An online survey reveals that almost three-quarters (74 percent) of baby boomers (those born between 1945 and 1965) have never been tested or are unsure if they have been tested for hepatitis C, and 80 percent do not consider themselves at any risk for having the disease. That patient population is actually most likely to have the disease.
According to the American Gastroenterological Association (AGA), which commissioned Harris Interactive to survey more than 1,000 baby boomers not previously diagnosed with hepatitis, lack of awareness among baby boomers has significant implications. In announcing the survey results. The AGA noted that nearly 5 million Americans are infected with hepatitis C, of which 82 percent are baby boomers. However, three in four people infected don't know they have hepatitis C, which is the leading cause of liver failure, liver cancer or the need for a liver transplant in the United States.
In addition to a lack of knowledge, the survey showed a lack of action: 83 percent of the baby boomers surveyed have never discussed hepatitis C with their healthcare provider, even though it is diagnosed with a simple blood test and for many people, can be cured.
Findings were released by the AGA in advance of National Hepatitis Testing Day on May 19. The survey is part of a new AGA educational campaign called I.D. Hep C .
"Many baby boomers have a potentially dangerous 'it's not me' mentality about hepatitis C, and this survey underscores how poorly most people in that generation understand that risk factors do apply to them," said Ira M. Jacobson, MD, AGAF, chief, division of gastroenterology and hepatology and professor of medicine at The Joan Sanford I. Weill Medical College of Cornell University, and physician co-advisor to AGA's I.D. Hep C campaign. "Given the potentially deadly consequences of allowing hepatitis C to go undiagnosed, the AGA urges all baby boomers to talk to their doctors about getting tested."
By visiting www.IDHepC.org, people can learn more about hepatitis C and testing and get information on where to get tested — including free or low-cost screening events in some regions in the days surrounding National Hepatitis Testing Day.
AGA noted that liver damage from hepatitis C gets worse over time, and because many boomers have been infected for decades, the number of people who die from hepatitis C-related liver problems (about 15,000) is expected to increase by 207 percent from 2000 to 2030.

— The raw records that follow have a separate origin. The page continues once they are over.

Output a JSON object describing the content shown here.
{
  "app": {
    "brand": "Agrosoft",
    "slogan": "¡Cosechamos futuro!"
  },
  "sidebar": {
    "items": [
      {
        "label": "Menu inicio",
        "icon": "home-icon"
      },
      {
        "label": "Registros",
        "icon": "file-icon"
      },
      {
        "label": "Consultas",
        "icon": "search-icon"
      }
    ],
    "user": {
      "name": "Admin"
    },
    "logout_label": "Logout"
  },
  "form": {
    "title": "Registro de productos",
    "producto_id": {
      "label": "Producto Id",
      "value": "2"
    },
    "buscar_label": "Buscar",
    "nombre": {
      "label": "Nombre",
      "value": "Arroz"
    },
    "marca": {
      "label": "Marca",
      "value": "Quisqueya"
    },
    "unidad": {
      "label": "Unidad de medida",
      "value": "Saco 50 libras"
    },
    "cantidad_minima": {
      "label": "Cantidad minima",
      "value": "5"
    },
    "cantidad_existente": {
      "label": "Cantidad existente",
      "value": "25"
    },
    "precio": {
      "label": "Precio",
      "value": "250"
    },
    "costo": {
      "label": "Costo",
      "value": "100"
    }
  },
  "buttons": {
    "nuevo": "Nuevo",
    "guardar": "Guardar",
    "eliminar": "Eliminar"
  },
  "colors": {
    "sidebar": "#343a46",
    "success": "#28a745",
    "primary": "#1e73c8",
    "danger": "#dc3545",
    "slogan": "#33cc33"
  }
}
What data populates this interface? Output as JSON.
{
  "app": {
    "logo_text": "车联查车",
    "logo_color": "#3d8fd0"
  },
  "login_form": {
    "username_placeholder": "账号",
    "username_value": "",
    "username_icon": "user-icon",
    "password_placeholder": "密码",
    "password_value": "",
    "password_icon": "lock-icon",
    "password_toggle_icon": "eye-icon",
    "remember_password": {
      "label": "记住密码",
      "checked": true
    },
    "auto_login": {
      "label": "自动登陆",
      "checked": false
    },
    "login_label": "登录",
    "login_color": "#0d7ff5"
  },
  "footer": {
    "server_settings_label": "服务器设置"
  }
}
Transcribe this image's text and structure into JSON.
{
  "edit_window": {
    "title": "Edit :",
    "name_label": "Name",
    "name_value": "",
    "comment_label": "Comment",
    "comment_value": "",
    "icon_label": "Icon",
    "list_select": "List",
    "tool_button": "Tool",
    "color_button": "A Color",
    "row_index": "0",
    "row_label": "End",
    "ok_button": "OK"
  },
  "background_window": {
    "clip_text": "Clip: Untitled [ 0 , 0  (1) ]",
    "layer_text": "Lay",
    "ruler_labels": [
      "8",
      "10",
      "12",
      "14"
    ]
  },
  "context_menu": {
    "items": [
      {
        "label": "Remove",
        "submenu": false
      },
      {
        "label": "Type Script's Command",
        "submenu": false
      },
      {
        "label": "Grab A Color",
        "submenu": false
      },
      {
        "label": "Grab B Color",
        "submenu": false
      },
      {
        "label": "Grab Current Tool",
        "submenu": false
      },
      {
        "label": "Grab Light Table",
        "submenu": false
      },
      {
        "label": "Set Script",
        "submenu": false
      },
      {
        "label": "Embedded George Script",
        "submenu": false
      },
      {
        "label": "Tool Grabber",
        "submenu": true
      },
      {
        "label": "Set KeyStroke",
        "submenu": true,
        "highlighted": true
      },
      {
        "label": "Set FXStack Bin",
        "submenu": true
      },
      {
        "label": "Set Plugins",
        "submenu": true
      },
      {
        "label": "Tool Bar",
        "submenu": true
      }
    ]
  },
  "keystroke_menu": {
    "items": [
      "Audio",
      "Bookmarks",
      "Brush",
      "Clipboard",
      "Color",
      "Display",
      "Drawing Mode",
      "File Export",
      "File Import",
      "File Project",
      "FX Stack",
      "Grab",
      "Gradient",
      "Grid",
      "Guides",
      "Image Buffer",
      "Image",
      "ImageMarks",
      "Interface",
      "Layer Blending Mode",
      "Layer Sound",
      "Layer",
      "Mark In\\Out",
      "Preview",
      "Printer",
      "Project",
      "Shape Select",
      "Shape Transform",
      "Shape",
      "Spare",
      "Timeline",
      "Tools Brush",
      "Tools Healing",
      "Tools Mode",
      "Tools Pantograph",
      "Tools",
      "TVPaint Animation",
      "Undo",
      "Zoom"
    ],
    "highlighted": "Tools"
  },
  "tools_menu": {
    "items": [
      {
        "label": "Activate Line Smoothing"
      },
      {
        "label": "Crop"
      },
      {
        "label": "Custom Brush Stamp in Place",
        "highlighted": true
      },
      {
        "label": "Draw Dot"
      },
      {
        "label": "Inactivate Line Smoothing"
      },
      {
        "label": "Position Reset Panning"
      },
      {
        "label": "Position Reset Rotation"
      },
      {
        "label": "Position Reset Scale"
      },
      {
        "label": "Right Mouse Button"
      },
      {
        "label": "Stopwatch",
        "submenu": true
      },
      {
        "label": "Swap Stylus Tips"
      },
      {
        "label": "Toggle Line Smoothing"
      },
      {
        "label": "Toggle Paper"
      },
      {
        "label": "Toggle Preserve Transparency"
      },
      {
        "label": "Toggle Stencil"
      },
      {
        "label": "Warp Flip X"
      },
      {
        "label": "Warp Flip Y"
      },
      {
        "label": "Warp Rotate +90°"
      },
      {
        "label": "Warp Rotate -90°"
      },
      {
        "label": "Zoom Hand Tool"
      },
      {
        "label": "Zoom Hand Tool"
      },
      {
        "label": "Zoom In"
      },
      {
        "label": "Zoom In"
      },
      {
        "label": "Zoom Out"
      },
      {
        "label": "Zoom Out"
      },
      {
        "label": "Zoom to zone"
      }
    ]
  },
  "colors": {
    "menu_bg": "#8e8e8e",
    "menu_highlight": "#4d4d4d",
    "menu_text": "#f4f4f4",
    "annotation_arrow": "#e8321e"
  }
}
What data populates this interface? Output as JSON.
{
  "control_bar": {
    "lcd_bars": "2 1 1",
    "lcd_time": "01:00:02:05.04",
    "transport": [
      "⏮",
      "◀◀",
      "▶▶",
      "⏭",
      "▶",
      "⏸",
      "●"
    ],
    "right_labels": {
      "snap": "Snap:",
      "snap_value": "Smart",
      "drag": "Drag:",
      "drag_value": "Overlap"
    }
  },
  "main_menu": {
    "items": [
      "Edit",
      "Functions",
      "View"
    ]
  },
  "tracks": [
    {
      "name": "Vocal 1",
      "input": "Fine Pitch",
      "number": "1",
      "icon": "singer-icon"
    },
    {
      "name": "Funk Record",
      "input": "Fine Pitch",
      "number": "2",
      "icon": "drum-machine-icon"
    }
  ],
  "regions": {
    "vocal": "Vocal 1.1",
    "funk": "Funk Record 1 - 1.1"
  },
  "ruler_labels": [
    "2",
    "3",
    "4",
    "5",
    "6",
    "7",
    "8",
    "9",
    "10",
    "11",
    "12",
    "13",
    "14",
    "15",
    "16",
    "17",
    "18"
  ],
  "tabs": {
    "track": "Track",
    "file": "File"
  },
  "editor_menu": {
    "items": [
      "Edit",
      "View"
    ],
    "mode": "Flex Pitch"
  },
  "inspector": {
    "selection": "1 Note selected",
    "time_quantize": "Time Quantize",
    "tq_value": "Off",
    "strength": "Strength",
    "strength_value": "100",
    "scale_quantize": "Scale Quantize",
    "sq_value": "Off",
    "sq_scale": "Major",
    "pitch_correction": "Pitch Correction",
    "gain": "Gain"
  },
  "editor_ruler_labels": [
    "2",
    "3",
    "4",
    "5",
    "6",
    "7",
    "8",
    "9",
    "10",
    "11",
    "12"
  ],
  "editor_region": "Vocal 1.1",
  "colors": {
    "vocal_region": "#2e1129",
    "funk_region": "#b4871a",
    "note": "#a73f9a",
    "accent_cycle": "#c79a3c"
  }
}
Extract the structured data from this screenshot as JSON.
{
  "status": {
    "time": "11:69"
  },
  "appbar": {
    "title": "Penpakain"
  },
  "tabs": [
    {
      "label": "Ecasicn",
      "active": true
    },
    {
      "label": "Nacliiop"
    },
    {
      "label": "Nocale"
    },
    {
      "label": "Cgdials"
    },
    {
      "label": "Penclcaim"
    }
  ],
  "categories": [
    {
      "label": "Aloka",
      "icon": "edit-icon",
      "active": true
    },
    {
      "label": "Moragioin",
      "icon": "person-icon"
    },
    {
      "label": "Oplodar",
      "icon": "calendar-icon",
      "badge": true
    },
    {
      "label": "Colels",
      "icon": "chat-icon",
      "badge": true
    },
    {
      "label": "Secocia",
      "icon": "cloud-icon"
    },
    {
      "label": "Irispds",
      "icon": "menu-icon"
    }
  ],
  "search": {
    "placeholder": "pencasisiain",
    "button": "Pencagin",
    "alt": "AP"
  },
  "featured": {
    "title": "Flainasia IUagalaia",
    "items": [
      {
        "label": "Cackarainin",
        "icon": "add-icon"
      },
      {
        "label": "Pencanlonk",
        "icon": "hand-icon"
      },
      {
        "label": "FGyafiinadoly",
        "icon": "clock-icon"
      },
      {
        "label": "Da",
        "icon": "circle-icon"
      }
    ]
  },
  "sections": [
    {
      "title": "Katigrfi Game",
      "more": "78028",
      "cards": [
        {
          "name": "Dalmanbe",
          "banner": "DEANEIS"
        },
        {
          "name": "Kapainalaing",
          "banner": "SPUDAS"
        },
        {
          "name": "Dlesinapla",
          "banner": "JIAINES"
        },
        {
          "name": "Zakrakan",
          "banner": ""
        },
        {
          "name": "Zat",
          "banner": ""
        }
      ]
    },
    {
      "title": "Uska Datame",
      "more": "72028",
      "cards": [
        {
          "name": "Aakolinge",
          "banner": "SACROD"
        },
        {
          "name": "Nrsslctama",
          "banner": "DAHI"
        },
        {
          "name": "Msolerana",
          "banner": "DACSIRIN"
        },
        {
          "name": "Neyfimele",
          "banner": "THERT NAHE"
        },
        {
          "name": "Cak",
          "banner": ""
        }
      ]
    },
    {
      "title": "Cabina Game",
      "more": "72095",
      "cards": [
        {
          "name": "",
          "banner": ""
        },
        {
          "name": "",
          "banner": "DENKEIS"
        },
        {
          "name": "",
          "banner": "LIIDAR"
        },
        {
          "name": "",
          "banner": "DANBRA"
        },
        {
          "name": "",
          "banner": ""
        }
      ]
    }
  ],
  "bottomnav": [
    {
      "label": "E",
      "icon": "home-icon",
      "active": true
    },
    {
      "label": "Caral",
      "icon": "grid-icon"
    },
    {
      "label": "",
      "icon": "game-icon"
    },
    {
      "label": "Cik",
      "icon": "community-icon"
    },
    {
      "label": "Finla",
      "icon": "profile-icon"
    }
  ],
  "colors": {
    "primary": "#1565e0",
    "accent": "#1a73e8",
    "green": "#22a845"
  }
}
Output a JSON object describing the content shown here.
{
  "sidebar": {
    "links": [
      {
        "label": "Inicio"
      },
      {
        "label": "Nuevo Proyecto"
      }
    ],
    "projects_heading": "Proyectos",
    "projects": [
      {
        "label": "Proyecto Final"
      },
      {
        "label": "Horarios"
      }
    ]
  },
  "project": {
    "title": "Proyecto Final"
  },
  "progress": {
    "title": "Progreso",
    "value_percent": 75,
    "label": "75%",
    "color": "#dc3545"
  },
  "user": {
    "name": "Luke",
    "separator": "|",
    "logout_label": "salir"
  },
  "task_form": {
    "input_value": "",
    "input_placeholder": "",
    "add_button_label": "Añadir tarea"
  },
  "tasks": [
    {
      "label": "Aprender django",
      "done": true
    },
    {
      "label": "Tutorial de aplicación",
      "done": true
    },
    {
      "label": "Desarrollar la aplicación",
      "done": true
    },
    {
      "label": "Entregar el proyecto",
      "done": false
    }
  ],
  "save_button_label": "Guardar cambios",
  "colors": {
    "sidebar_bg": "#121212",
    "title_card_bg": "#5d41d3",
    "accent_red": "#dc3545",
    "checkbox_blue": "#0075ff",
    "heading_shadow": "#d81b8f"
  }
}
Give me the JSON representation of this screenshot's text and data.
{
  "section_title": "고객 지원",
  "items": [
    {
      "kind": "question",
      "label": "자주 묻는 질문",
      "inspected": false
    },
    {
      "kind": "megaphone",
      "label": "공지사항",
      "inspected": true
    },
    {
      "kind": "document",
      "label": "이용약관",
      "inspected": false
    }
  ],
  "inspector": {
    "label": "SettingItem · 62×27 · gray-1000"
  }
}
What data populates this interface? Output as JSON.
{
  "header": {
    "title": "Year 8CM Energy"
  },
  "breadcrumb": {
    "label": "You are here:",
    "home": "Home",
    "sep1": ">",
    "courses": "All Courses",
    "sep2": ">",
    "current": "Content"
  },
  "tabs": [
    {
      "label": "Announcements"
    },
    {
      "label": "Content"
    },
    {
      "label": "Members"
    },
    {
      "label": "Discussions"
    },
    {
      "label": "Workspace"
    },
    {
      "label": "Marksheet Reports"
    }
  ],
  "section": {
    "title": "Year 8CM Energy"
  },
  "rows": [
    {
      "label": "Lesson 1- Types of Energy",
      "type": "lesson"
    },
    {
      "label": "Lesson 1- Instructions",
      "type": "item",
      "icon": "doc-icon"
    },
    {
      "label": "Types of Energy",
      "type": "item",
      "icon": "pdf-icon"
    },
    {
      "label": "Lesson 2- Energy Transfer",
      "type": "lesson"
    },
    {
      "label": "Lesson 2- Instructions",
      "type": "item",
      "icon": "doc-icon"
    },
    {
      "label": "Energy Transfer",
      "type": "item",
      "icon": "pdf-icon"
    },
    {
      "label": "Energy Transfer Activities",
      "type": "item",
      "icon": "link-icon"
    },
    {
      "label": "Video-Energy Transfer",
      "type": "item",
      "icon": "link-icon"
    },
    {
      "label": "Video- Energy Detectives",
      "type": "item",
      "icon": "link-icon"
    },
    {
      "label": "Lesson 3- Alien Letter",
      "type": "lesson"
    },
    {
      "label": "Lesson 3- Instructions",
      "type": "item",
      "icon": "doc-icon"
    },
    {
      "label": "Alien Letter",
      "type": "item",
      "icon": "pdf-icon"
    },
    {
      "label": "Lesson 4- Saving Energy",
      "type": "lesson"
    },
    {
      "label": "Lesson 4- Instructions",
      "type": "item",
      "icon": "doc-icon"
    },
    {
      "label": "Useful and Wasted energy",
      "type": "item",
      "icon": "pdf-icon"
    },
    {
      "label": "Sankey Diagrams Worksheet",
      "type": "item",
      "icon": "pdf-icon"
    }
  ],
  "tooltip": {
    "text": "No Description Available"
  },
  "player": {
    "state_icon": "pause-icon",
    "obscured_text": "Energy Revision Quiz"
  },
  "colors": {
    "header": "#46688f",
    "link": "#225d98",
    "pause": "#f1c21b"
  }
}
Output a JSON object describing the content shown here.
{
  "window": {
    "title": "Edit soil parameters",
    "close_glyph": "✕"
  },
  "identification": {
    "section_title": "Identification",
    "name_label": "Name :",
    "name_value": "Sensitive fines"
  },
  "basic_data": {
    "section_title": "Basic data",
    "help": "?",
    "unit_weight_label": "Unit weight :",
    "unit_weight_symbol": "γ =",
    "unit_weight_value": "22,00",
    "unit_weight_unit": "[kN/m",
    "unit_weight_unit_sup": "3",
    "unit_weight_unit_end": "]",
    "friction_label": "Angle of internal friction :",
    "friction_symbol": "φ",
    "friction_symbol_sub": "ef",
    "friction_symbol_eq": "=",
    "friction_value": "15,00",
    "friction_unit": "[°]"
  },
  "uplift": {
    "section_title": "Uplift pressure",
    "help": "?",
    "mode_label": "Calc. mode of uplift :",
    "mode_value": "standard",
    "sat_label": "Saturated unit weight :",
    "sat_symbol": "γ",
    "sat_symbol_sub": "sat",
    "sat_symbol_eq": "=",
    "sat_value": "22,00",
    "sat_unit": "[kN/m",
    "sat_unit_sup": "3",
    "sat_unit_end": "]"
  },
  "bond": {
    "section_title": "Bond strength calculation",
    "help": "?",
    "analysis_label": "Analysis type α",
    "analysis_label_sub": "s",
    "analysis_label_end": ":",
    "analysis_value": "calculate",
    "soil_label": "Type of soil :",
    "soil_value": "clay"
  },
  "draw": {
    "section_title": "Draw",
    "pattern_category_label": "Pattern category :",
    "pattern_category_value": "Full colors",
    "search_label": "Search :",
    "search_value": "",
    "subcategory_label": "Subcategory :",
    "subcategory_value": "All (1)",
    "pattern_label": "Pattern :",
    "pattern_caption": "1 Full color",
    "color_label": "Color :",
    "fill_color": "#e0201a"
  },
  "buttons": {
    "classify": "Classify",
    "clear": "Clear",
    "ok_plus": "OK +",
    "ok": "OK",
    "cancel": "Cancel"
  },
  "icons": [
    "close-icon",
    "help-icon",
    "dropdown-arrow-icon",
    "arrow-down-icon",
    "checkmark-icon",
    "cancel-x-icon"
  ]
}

"The disease can't be treated if people don't know they are infected. With treatment, the chance of a cure is greater than ever," said Michael Ryan, MD, clinical professor of medicine, Eastern Virginia Medical School, practicing gastroenterologist with Digestive and Liver Disease Specialists of Norfolk, Va., and physician co-advisor to AGA's I.D. Hep C campaign. "I see every day the devastation hepatitis C can cause, especially to those who have lived with the disease for years without knowing it. Baby boomers shouldn't wait – they should talk to their doctors today about getting this simple test."